__Your objective__:
Repeat each entry as written and leave the images out of the copy.

......

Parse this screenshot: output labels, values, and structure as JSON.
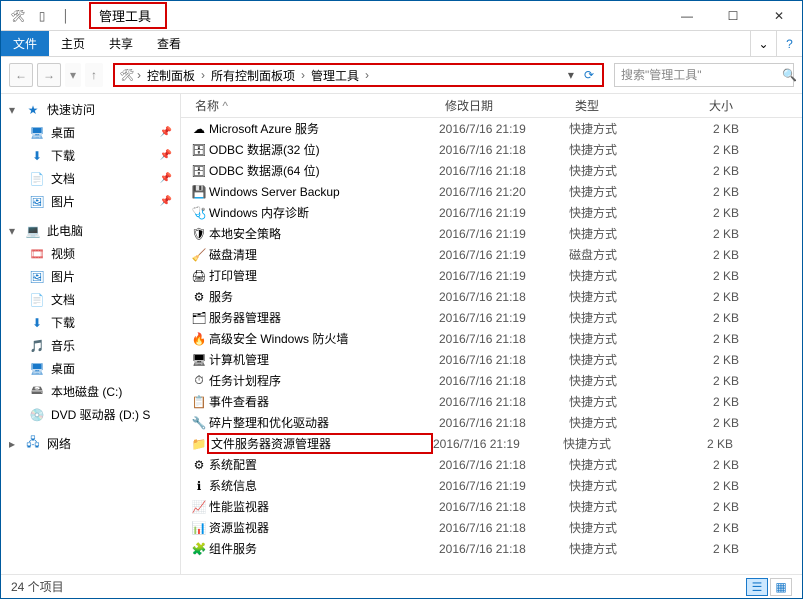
{
  "window": {
    "title": "管理工具"
  },
  "menu": {
    "file": "文件",
    "home": "主页",
    "share": "共享",
    "view": "查看"
  },
  "breadcrumb": {
    "root": "控制面板",
    "mid": "所有控制面板项",
    "leaf": "管理工具"
  },
  "search": {
    "placeholder": "搜索\"管理工具\""
  },
  "columns": {
    "name": "名称",
    "date": "修改日期",
    "type": "类型",
    "size": "大小"
  },
  "sidebar": {
    "quick": "快速访问",
    "desktop": "桌面",
    "downloads": "下载",
    "documents": "文档",
    "pictures": "图片",
    "thispc": "此电脑",
    "videos": "视频",
    "pictures2": "图片",
    "documents2": "文档",
    "downloads2": "下载",
    "music": "音乐",
    "desktop2": "桌面",
    "cdrive": "本地磁盘 (C:)",
    "dvd": "DVD 驱动器 (D:) S",
    "network": "网络"
  },
  "files": [
    {
      "icon": "☁",
      "name": "Microsoft Azure 服务",
      "date": "2016/7/16 21:19",
      "type": "快捷方式",
      "size": "2 KB",
      "hl": false
    },
    {
      "icon": "🗄",
      "name": "ODBC 数据源(32 位)",
      "date": "2016/7/16 21:18",
      "type": "快捷方式",
      "size": "2 KB",
      "hl": false
    },
    {
      "icon": "🗄",
      "name": "ODBC 数据源(64 位)",
      "date": "2016/7/16 21:18",
      "type": "快捷方式",
      "size": "2 KB",
      "hl": false
    },
    {
      "icon": "💾",
      "name": "Windows Server Backup",
      "date": "2016/7/16 21:20",
      "type": "快捷方式",
      "size": "2 KB",
      "hl": false
    },
    {
      "icon": "🩺",
      "name": "Windows 内存诊断",
      "date": "2016/7/16 21:19",
      "type": "快捷方式",
      "size": "2 KB",
      "hl": false
    },
    {
      "icon": "🛡",
      "name": "本地安全策略",
      "date": "2016/7/16 21:19",
      "type": "快捷方式",
      "size": "2 KB",
      "hl": false
    },
    {
      "icon": "🧹",
      "name": "磁盘清理",
      "date": "2016/7/16 21:19",
      "type": "磁盘方式",
      "size": "2 KB",
      "hl": false
    },
    {
      "icon": "🖨",
      "name": "打印管理",
      "date": "2016/7/16 21:19",
      "type": "快捷方式",
      "size": "2 KB",
      "hl": false
    },
    {
      "icon": "⚙",
      "name": "服务",
      "date": "2016/7/16 21:18",
      "type": "快捷方式",
      "size": "2 KB",
      "hl": false
    },
    {
      "icon": "🗂",
      "name": "服务器管理器",
      "date": "2016/7/16 21:19",
      "type": "快捷方式",
      "size": "2 KB",
      "hl": false
    },
    {
      "icon": "🔥",
      "name": "高级安全 Windows 防火墙",
      "date": "2016/7/16 21:18",
      "type": "快捷方式",
      "size": "2 KB",
      "hl": false
    },
    {
      "icon": "🖥",
      "name": "计算机管理",
      "date": "2016/7/16 21:18",
      "type": "快捷方式",
      "size": "2 KB",
      "hl": false
    },
    {
      "icon": "⏱",
      "name": "任务计划程序",
      "date": "2016/7/16 21:18",
      "type": "快捷方式",
      "size": "2 KB",
      "hl": false
    },
    {
      "icon": "📋",
      "name": "事件查看器",
      "date": "2016/7/16 21:18",
      "type": "快捷方式",
      "size": "2 KB",
      "hl": false
    },
    {
      "icon": "🔧",
      "name": "碎片整理和优化驱动器",
      "date": "2016/7/16 21:18",
      "type": "快捷方式",
      "size": "2 KB",
      "hl": false
    },
    {
      "icon": "📁",
      "name": "文件服务器资源管理器",
      "date": "2016/7/16 21:19",
      "type": "快捷方式",
      "size": "2 KB",
      "hl": true
    },
    {
      "icon": "⚙",
      "name": "系统配置",
      "date": "2016/7/16 21:18",
      "type": "快捷方式",
      "size": "2 KB",
      "hl": false
    },
    {
      "icon": "ℹ",
      "name": "系统信息",
      "date": "2016/7/16 21:19",
      "type": "快捷方式",
      "size": "2 KB",
      "hl": false
    },
    {
      "icon": "📈",
      "name": "性能监视器",
      "date": "2016/7/16 21:18",
      "type": "快捷方式",
      "size": "2 KB",
      "hl": false
    },
    {
      "icon": "📊",
      "name": "资源监视器",
      "date": "2016/7/16 21:18",
      "type": "快捷方式",
      "size": "2 KB",
      "hl": false
    },
    {
      "icon": "🧩",
      "name": "组件服务",
      "date": "2016/7/16 21:18",
      "type": "快捷方式",
      "size": "2 KB",
      "hl": false
    }
  ],
  "status": {
    "count": "24 个项目"
  }
}
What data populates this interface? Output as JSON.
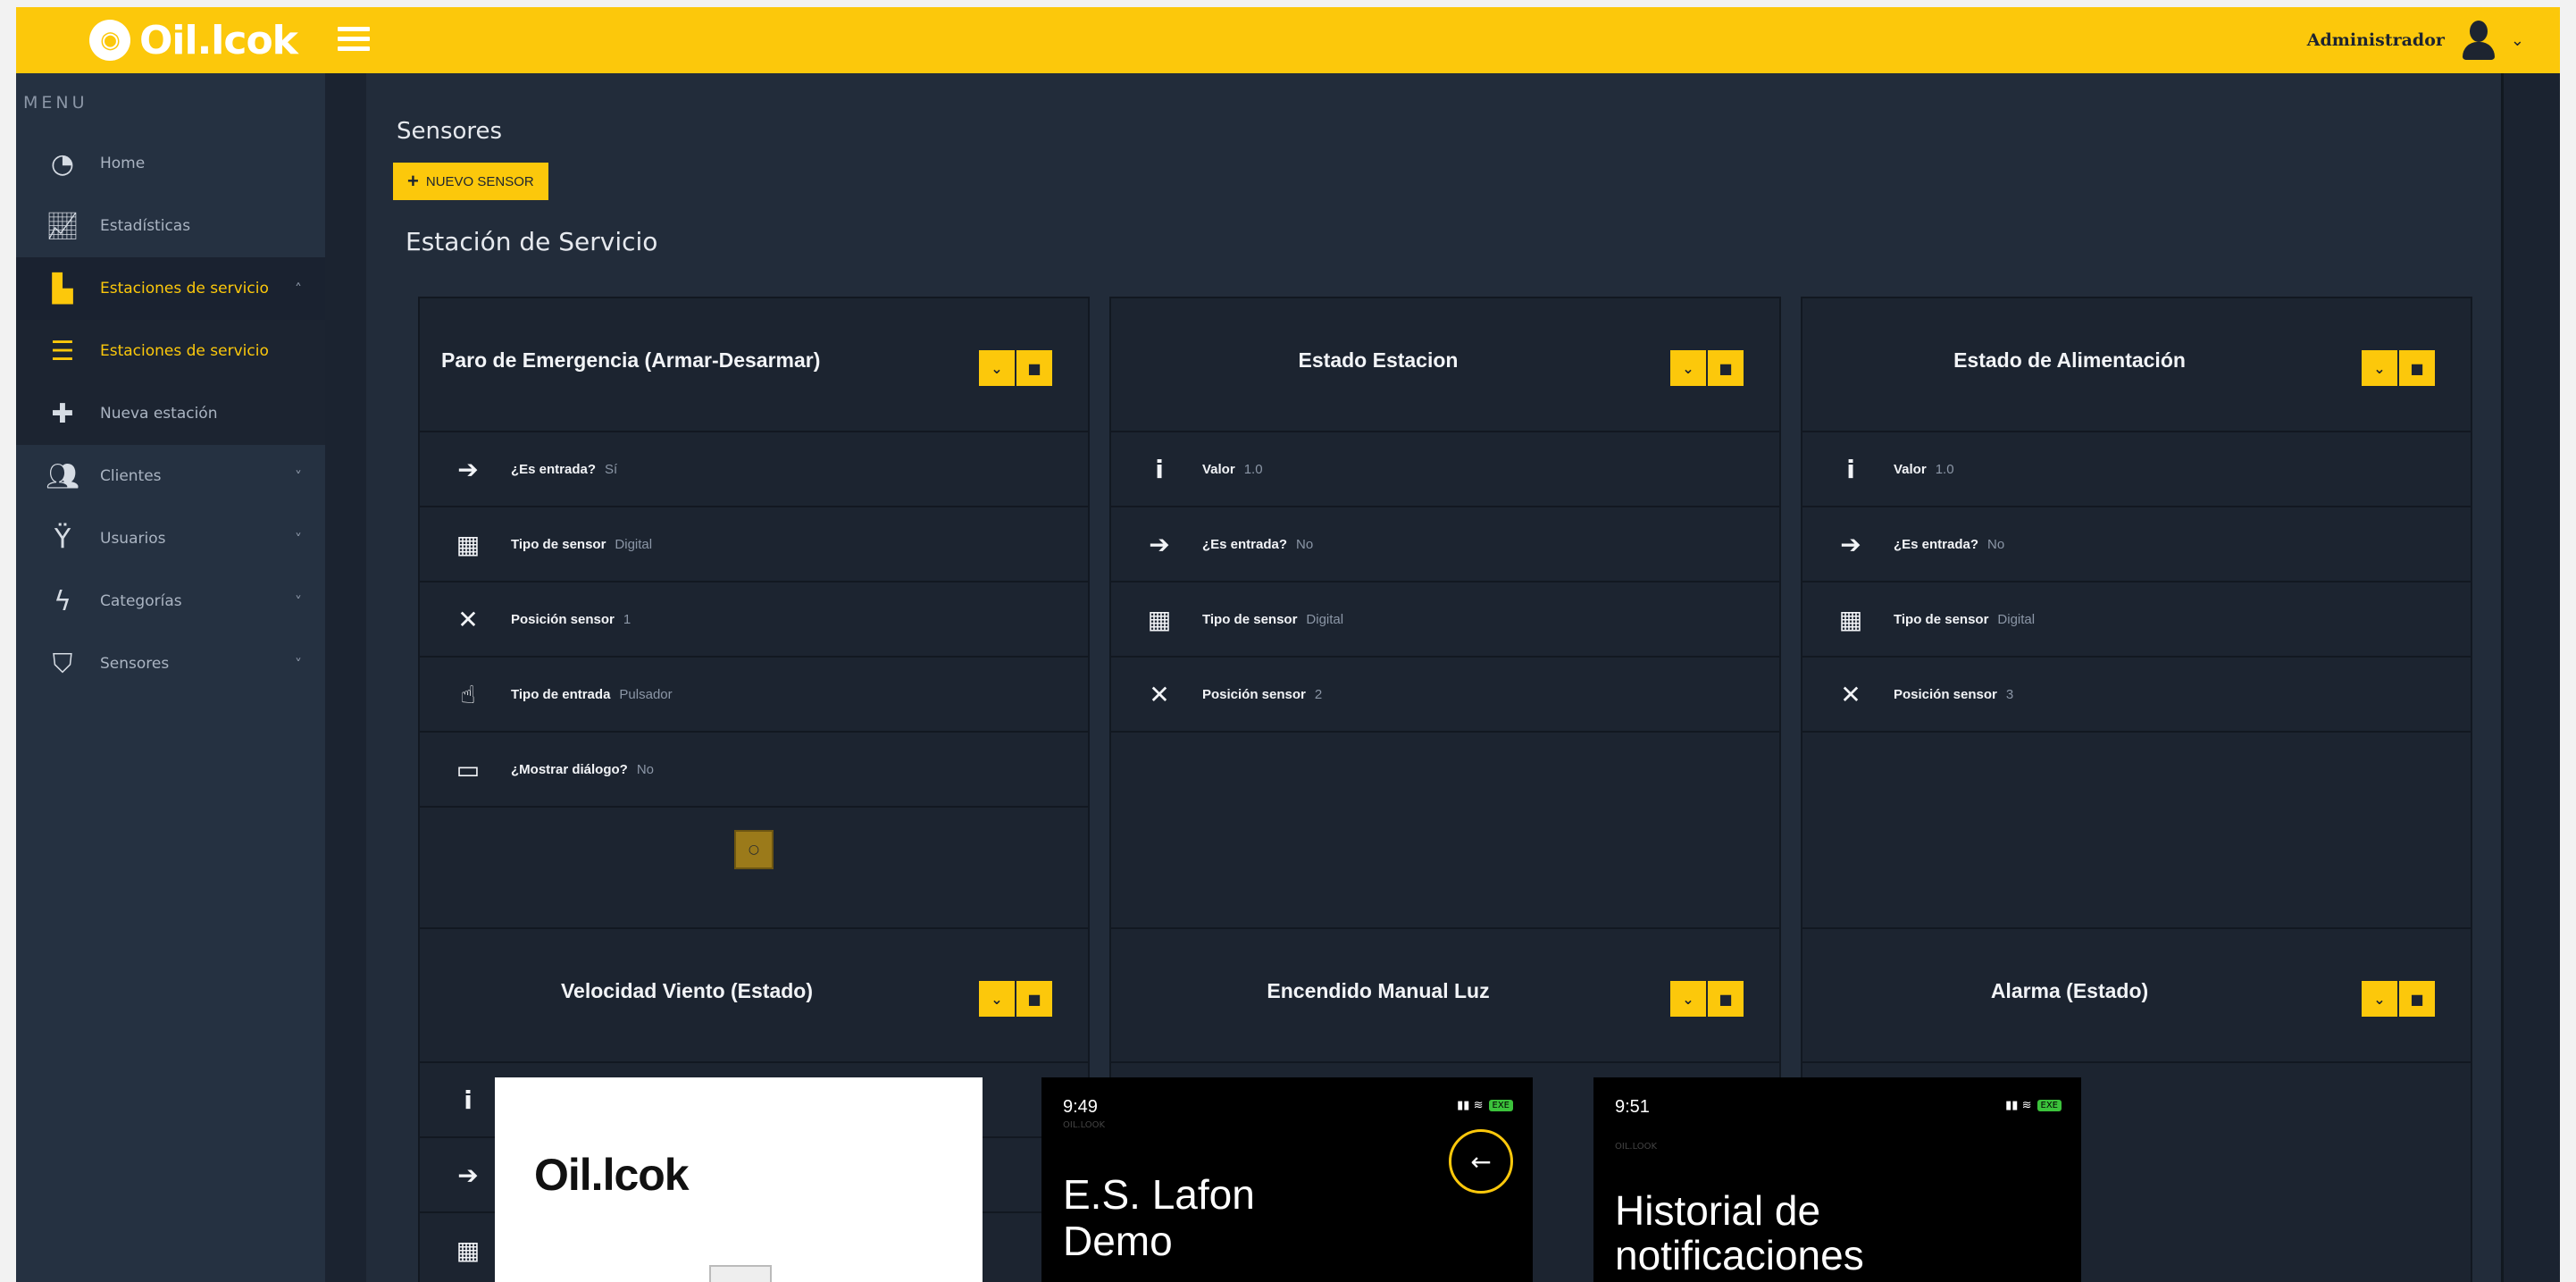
{
  "app": {
    "logo_text": "Oil.lcok",
    "user_name": "Administrador"
  },
  "sidebar": {
    "menu_title": "MENU",
    "items": [
      {
        "label": "Home",
        "icon": "dashboard-icon"
      },
      {
        "label": "Estadísticas",
        "icon": "chart-line-icon"
      },
      {
        "label": "Estaciones de servicio",
        "icon": "fuel-pump-icon",
        "active": true
      },
      {
        "label": "Estaciones de servicio",
        "icon": "list-icon",
        "sub": true,
        "active": true
      },
      {
        "label": "Nueva estación",
        "icon": "plus-icon",
        "sub": true
      },
      {
        "label": "Clientes",
        "icon": "users-icon"
      },
      {
        "label": "Usuarios",
        "icon": "user-icon"
      },
      {
        "label": "Categorías",
        "icon": "bolt-icon"
      },
      {
        "label": "Sensores",
        "icon": "shield-icon"
      }
    ]
  },
  "main": {
    "page_title": "Sensores",
    "new_button": "NUEVO SENSOR",
    "section_title": "Estación de Servicio",
    "cards": [
      {
        "title": "Paro de Emergencia (Armar-Desarmar)",
        "rows": [
          {
            "icon": "arrow-right-icon",
            "label": "¿Es entrada?",
            "value": "Sí"
          },
          {
            "icon": "grid-icon",
            "label": "Tipo de sensor",
            "value": "Digital"
          },
          {
            "icon": "expand-icon",
            "label": "Posición sensor",
            "value": "1"
          },
          {
            "icon": "hand-pointer-icon",
            "label": "Tipo de entrada",
            "value": "Pulsador"
          },
          {
            "icon": "window-icon",
            "label": "¿Mostrar diálogo?",
            "value": "No"
          }
        ]
      },
      {
        "title": "Estado Estacion",
        "rows": [
          {
            "icon": "info-icon",
            "label": "Valor",
            "value": "1.0"
          },
          {
            "icon": "arrow-right-icon",
            "label": "¿Es entrada?",
            "value": "No"
          },
          {
            "icon": "grid-icon",
            "label": "Tipo de sensor",
            "value": "Digital"
          },
          {
            "icon": "expand-icon",
            "label": "Posición sensor",
            "value": "2"
          }
        ]
      },
      {
        "title": "Estado de Alimentación",
        "rows": [
          {
            "icon": "info-icon",
            "label": "Valor",
            "value": "1.0"
          },
          {
            "icon": "arrow-right-icon",
            "label": "¿Es entrada?",
            "value": "No"
          },
          {
            "icon": "grid-icon",
            "label": "Tipo de sensor",
            "value": "Digital"
          },
          {
            "icon": "expand-icon",
            "label": "Posición sensor",
            "value": "3"
          }
        ]
      },
      {
        "title": "Velocidad Viento (Estado)"
      },
      {
        "title": "Encendido Manual Luz"
      },
      {
        "title": "Alarma (Estado)"
      }
    ]
  },
  "phones": [
    {
      "logo": "Oil.lcok"
    },
    {
      "time": "9:49",
      "brand": "OIL.LOOK",
      "heading_line1": "E.S. Lafon",
      "heading_line2": "Demo",
      "battery": "EXE"
    },
    {
      "time": "9:51",
      "brand": "OIL.LOOK",
      "heading_line1": "Historial de",
      "heading_line2": "notificaciones",
      "battery": "EXE"
    }
  ]
}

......

__Written response__:
Parse this screenshot: output labels, values, and structure as JSON.
{
  "window": {
    "title": "管理工具"
  },
  "menu": {
    "file": "文件",
    "home": "主页",
    "share": "共享",
    "view": "查看"
  },
  "breadcrumb": {
    "root": "控制面板",
    "mid": "所有控制面板项",
    "leaf": "管理工具"
  },
  "search": {
    "placeholder": "搜索\"管理工具\""
  },
  "columns": {
    "name": "名称",
    "date": "修改日期",
    "type": "类型",
    "size": "大小"
  },
  "sidebar": {
    "quick": "快速访问",
    "desktop": "桌面",
    "downloads": "下载",
    "documents": "文档",
    "pictures": "图片",
    "thispc": "此电脑",
    "videos": "视频",
    "pictures2": "图片",
    "documents2": "文档",
    "downloads2": "下载",
    "music": "音乐",
    "desktop2": "桌面",
    "cdrive": "本地磁盘 (C:)",
    "dvd": "DVD 驱动器 (D:) S",
    "network": "网络"
  },
  "files": [
    {
      "icon": "☁",
      "name": "Microsoft Azure 服务",
      "date": "2016/7/16 21:19",
      "type": "快捷方式",
      "size": "2 KB",
      "hl": false
    },
    {
      "icon": "🗄",
      "name": "ODBC 数据源(32 位)",
      "date": "2016/7/16 21:18",
      "type": "快捷方式",
      "size": "2 KB",
      "hl": false
    },
    {
      "icon": "🗄",
      "name": "ODBC 数据源(64 位)",
      "date": "2016/7/16 21:18",
      "type": "快捷方式",
      "size": "2 KB",
      "hl": false
    },
    {
      "icon": "💾",
      "name": "Windows Server Backup",
      "date": "2016/7/16 21:20",
      "type": "快捷方式",
      "size": "2 KB",
      "hl": false
    },
    {
      "icon": "🩺",
      "name": "Windows 内存诊断",
      "date": "2016/7/16 21:19",
      "type": "快捷方式",
      "size": "2 KB",
      "hl": false
    },
    {
      "icon": "🛡",
      "name": "本地安全策略",
      "date": "2016/7/16 21:19",
      "type": "快捷方式",
      "size": "2 KB",
      "hl": false
    },
    {
      "icon": "🧹",
      "name": "磁盘清理",
      "date": "2016/7/16 21:19",
      "type": "磁盘方式",
      "size": "2 KB",
      "hl": false
    },
    {
      "icon": "🖨",
      "name": "打印管理",
      "date": "2016/7/16 21:19",
      "type": "快捷方式",
      "size": "2 KB",
      "hl": false
    },
    {
      "icon": "⚙",
      "name": "服务",
      "date": "2016/7/16 21:18",
      "type": "快捷方式",
      "size": "2 KB",
      "hl": false
    },
    {
      "icon": "🗂",
      "name": "服务器管理器",
      "date": "2016/7/16 21:19",
      "type": "快捷方式",
      "size": "2 KB",
      "hl": false
    },
    {
      "icon": "🔥",
      "name": "高级安全 Windows 防火墙",
      "date": "2016/7/16 21:18",
      "type": "快捷方式",
      "size": "2 KB",
      "hl": false
    },
    {
      "icon": "🖥",
      "name": "计算机管理",
      "date": "2016/7/16 21:18",
      "type": "快捷方式",
      "size": "2 KB",
      "hl": false
    },
    {
      "icon": "⏱",
      "name": "任务计划程序",
      "date": "2016/7/16 21:18",
      "type": "快捷方式",
      "size": "2 KB",
      "hl": false
    },
    {
      "icon": "📋",
      "name": "事件查看器",
      "date": "2016/7/16 21:18",
      "type": "快捷方式",
      "size": "2 KB",
      "hl": false
    },
    {
      "icon": "🔧",
      "name": "碎片整理和优化驱动器",
      "date": "2016/7/16 21:18",
      "type": "快捷方式",
      "size": "2 KB",
      "hl": false
    },
    {
      "icon": "📁",
      "name": "文件服务器资源管理器",
      "date": "2016/7/16 21:19",
      "type": "快捷方式",
      "size": "2 KB",
      "hl": true
    },
    {
      "icon": "⚙",
      "name": "系统配置",
      "date": "2016/7/16 21:18",
      "type": "快捷方式",
      "size": "2 KB",
      "hl": false
    },
    {
      "icon": "ℹ",
      "name": "系统信息",
      "date": "2016/7/16 21:19",
      "type": "快捷方式",
      "size": "2 KB",
      "hl": false
    },
    {
      "icon": "📈",
      "name": "性能监视器",
      "date": "2016/7/16 21:18",
      "type": "快捷方式",
      "size": "2 KB",
      "hl": false
    },
    {
      "icon": "📊",
      "name": "资源监视器",
      "date": "2016/7/16 21:18",
      "type": "快捷方式",
      "size": "2 KB",
      "hl": false
    },
    {
      "icon": "🧩",
      "name": "组件服务",
      "date": "2016/7/16 21:18",
      "type": "快捷方式",
      "size": "2 KB",
      "hl": false
    }
  ],
  "status": {
    "count": "24 个项目"
  }
}
What data populates this interface? Output as JSON.
{
  "app": {
    "logo_text": "Oil.lcok",
    "user_name": "Administrador"
  },
  "sidebar": {
    "menu_title": "MENU",
    "items": [
      {
        "label": "Home",
        "icon": "dashboard-icon"
      },
      {
        "label": "Estadísticas",
        "icon": "chart-line-icon"
      },
      {
        "label": "Estaciones de servicio",
        "icon": "fuel-pump-icon",
        "active": true
      },
      {
        "label": "Estaciones de servicio",
        "icon": "list-icon",
        "sub": true,
        "active": true
      },
      {
        "label": "Nueva estación",
        "icon": "plus-icon",
        "sub": true
      },
      {
        "label": "Clientes",
        "icon": "users-icon"
      },
      {
        "label": "Usuarios",
        "icon": "user-icon"
      },
      {
        "label": "Categorías",
        "icon": "bolt-icon"
      },
      {
        "label": "Sensores",
        "icon": "shield-icon"
      }
    ]
  },
  "main": {
    "page_title": "Sensores",
    "new_button": "NUEVO SENSOR",
    "section_title": "Estación de Servicio",
    "cards": [
      {
        "title": "Paro de Emergencia (Armar-Desarmar)",
        "rows": [
          {
            "icon": "arrow-right-icon",
            "label": "¿Es entrada?",
            "value": "Sí"
          },
          {
            "icon": "grid-icon",
            "label": "Tipo de sensor",
            "value": "Digital"
          },
          {
            "icon": "expand-icon",
            "label": "Posición sensor",
            "value": "1"
          },
          {
            "icon": "hand-pointer-icon",
            "label": "Tipo de entrada",
            "value": "Pulsador"
          },
          {
            "icon": "window-icon",
            "label": "¿Mostrar diálogo?",
            "value": "No"
          }
        ]
      },
      {
        "title": "Estado Estacion",
        "rows": [
          {
            "icon": "info-icon",
            "label": "Valor",
            "value": "1.0"
          },
          {
            "icon": "arrow-right-icon",
            "label": "¿Es entrada?",
            "value": "No"
          },
          {
            "icon": "grid-icon",
            "label": "Tipo de sensor",
            "value": "Digital"
          },
          {
            "icon": "expand-icon",
            "label": "Posición sensor",
            "value": "2"
          }
        ]
      },
      {
        "title": "Estado de Alimentación",
        "rows": [
          {
            "icon": "info-icon",
            "label": "Valor",
            "value": "1.0"
          },
          {
            "icon": "arrow-right-icon",
            "label": "¿Es entrada?",
            "value": "No"
          },
          {
            "icon": "grid-icon",
            "label": "Tipo de sensor",
            "value": "Digital"
          },
          {
            "icon": "expand-icon",
            "label": "Posición sensor",
            "value": "3"
          }
        ]
      },
      {
        "title": "Velocidad Viento (Estado)"
      },
      {
        "title": "Encendido Manual Luz"
      },
      {
        "title": "Alarma (Estado)"
      }
    ]
  },
  "phones": [
    {
      "logo": "Oil.lcok"
    },
    {
      "time": "9:49",
      "brand": "OIL.LOOK",
      "heading_line1": "E.S. Lafon",
      "heading_line2": "Demo",
      "battery": "EXE"
    },
    {
      "time": "9:51",
      "brand": "OIL.LOOK",
      "heading_line1": "Historial de",
      "heading_line2": "notificaciones",
      "battery": "EXE"
    }
  ]
}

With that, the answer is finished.